Building on its 2018 FinTech Roadmap, the EBA has issued a report focused on potential impediments to the cross-border provision of banking and payment services. In the 29 October 2019 report, the EBA identifies three regulatory areas in which the further integration of European banking and payment services markets can be improved. The three areas the EBA addresses are authorisation and licensing, conduct of business and consumer protection requirements, and anti-money laundering ("AML") and countering the financing of terrorism ("CFT").
In its 2018 FinTech Roadmap, the EBA concluded that digital solutions have the potential to enable providers of financial services to reach a greater number of customers. However, in 2016 only 7 % of consumers used financial services from another EU Member State; it is therefore unsurprising that the EBA sees room for improvement in this area. As a follow-up to its FinTech Roadmap, the EBA has tried to identify legal issues which may deter FinTech firms from providing cross-border services, and has offered solutions to these issues.
The first impediment the EBA identifies are varying approaches across Member States with regard to authorisations and licensing granted by the regulators. Market participants have complained that there are significant differences between competent authorities concerning the regulatory requirements imposed before being permitted to branch operations across the EU. The associated cost of compliance further hinders firms looking to provide cross-border services. Additionally, there is not enough publicly-available information for financial service providers to understand the requirements they might be subject to if they provide services on a cross-border basis. Furthermore, EBA identifies that competent authorities lack visibility in relation to cross-border activities due to the weaknesses in current reporting requirements.
The second impediment concerns the diverging standards related to the conduct of business and consumer protection requirements. EBA specifies that a lack of harmonisation in the areas of advertising, and in the information that financial service providers have to provide to consumers, presents issues regarding consumer disclosures . Additionally, the EBA finds that the complaints-handling procedures are not fully harmonised, which leads to differing standards in terms of consumer protection. Moreover, a lack of clear allocation of responsibilities between home and host competent authorities can lead to regulatory gaps and arbitrage, resulting in lower protection for consumers.
The third impediment EBA points out is the varying approach to AML and CFT in different Member States. The EBA notes that as a result of minimum harmonisation, many Member States have imposed varying levels of regulatory standards concerning AML and CFT. For example, Member States have introduced different requirements when it comes to client due diligence and acceptable digital identification standards. What is more, the extent to which financial service providers can rely on third parties to assist them in complying with the applicable AML and CFT requirements also differs between Member States.
The way ahead
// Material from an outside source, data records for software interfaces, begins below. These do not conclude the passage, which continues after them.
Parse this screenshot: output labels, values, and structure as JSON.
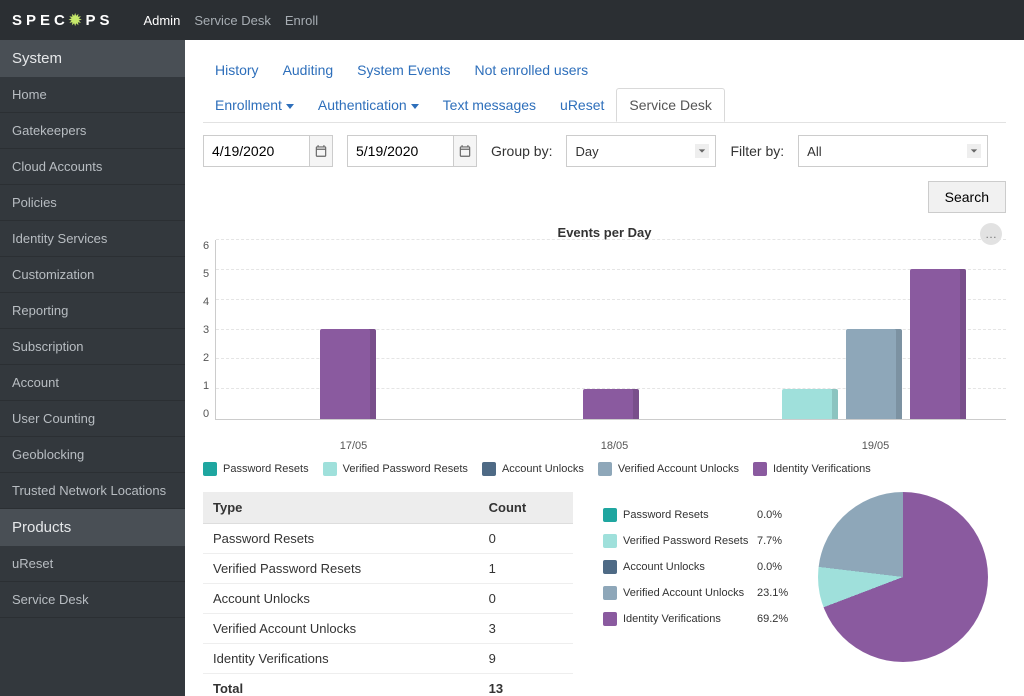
{
  "top": {
    "logo": "SPECOPS",
    "nav": [
      "Admin",
      "Service Desk",
      "Enroll"
    ],
    "active": 0
  },
  "sidebar": {
    "sections": [
      {
        "title": "System",
        "items": [
          "Home",
          "Gatekeepers",
          "Cloud Accounts",
          "Policies",
          "Identity Services",
          "Customization",
          "Reporting",
          "Subscription",
          "Account",
          "User Counting",
          "Geoblocking",
          "Trusted Network Locations"
        ]
      },
      {
        "title": "Products",
        "items": [
          "uReset",
          "Service Desk"
        ]
      }
    ]
  },
  "tabs_primary": [
    "History",
    "Auditing",
    "System Events",
    "Not enrolled users"
  ],
  "tabs_secondary": [
    "Enrollment",
    "Authentication",
    "Text messages",
    "uReset",
    "Service Desk"
  ],
  "tabs_secondary_caret": [
    true,
    true,
    false,
    false,
    false
  ],
  "tabs_secondary_active": 4,
  "controls": {
    "from": "4/19/2020",
    "to": "5/19/2020",
    "group_label": "Group by:",
    "group_value": "Day",
    "filter_label": "Filter by:",
    "filter_value": "All",
    "search": "Search"
  },
  "legend": [
    {
      "name": "Password Resets",
      "color": "#1fa6a0",
      "key": "pr"
    },
    {
      "name": "Verified Password Resets",
      "color": "#9fe0db",
      "key": "vpr"
    },
    {
      "name": "Account Unlocks",
      "color": "#4e6a85",
      "key": "au"
    },
    {
      "name": "Verified Account Unlocks",
      "color": "#8ea7b9",
      "key": "vau"
    },
    {
      "name": "Identity Verifications",
      "color": "#8a5a9f",
      "key": "iv"
    }
  ],
  "summary": {
    "headers": [
      "Type",
      "Count"
    ],
    "rows": [
      {
        "type": "Password Resets",
        "count": 0
      },
      {
        "type": "Verified Password Resets",
        "count": 1
      },
      {
        "type": "Account Unlocks",
        "count": 0
      },
      {
        "type": "Verified Account Unlocks",
        "count": 3
      },
      {
        "type": "Identity Verifications",
        "count": 9
      }
    ],
    "total_label": "Total",
    "total": 13
  },
  "percentages": [
    {
      "name": "Password Resets",
      "pct": "0.0%"
    },
    {
      "name": "Verified Password Resets",
      "pct": "7.7%"
    },
    {
      "name": "Account Unlocks",
      "pct": "0.0%"
    },
    {
      "name": "Verified Account Unlocks",
      "pct": "23.1%"
    },
    {
      "name": "Identity Verifications",
      "pct": "69.2%"
    }
  ],
  "chart_data": {
    "type": "bar",
    "title": "Events per Day",
    "ylabel": "",
    "xlabel": "",
    "ylim": [
      0,
      6
    ],
    "yticks": [
      0,
      1,
      2,
      3,
      4,
      5,
      6
    ],
    "categories": [
      "17/05",
      "18/05",
      "19/05"
    ],
    "series": [
      {
        "name": "Password Resets",
        "key": "pr",
        "values": [
          0,
          0,
          0
        ]
      },
      {
        "name": "Verified Password Resets",
        "key": "vpr",
        "values": [
          0,
          0,
          1
        ]
      },
      {
        "name": "Account Unlocks",
        "key": "au",
        "values": [
          0,
          0,
          0
        ]
      },
      {
        "name": "Verified Account Unlocks",
        "key": "vau",
        "values": [
          0,
          0,
          3
        ]
      },
      {
        "name": "Identity Verifications",
        "key": "iv",
        "values": [
          3,
          1,
          5
        ]
      }
    ],
    "pie": {
      "type": "pie",
      "slices": [
        {
          "name": "Password Resets",
          "value": 0,
          "pct": 0.0
        },
        {
          "name": "Verified Password Resets",
          "value": 1,
          "pct": 7.7
        },
        {
          "name": "Account Unlocks",
          "value": 0,
          "pct": 0.0
        },
        {
          "name": "Verified Account Unlocks",
          "value": 3,
          "pct": 23.1
        },
        {
          "name": "Identity Verifications",
          "value": 9,
          "pct": 69.2
        }
      ]
    }
  }
}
The EBA has identified several solutions to the abovementioned obstacles. Regarding authorisations and licensing it suggests that the EU legislator promulgates new reporting requirements, which would oblige participants in cross-border activities to notify both home and host competent authorities.. It also suggests an additional mandate for the EBA to issue guidelines to promote more consistent communication from competent authorities on requirements imposed in host jurisdictions. The consumer protection requirements can be improved by introducing new legislative proposals to further harmonise consumer-facing disclosure requirements, the allocation of home/host responsibilities for the supervision of complaints handling in the context of cross-border services, and supervisory powers concerning the right of establishment and freedom to provide cross-border services. The EBA proposes to solve the differing AML and CFT requirements between various EU Member States by imposing further harmonisation requirements under the relevant directives. This is potentially another step towards an AML and CFT regulation which would apply directly in all EU Member States.
The report shows that the EU legislator has a lot more work to do to further integrate the financial services market. We therefore expect that the regulatory landscape - for both FinTech firms and more traditional financial services providers - will continue to change at a fast pace.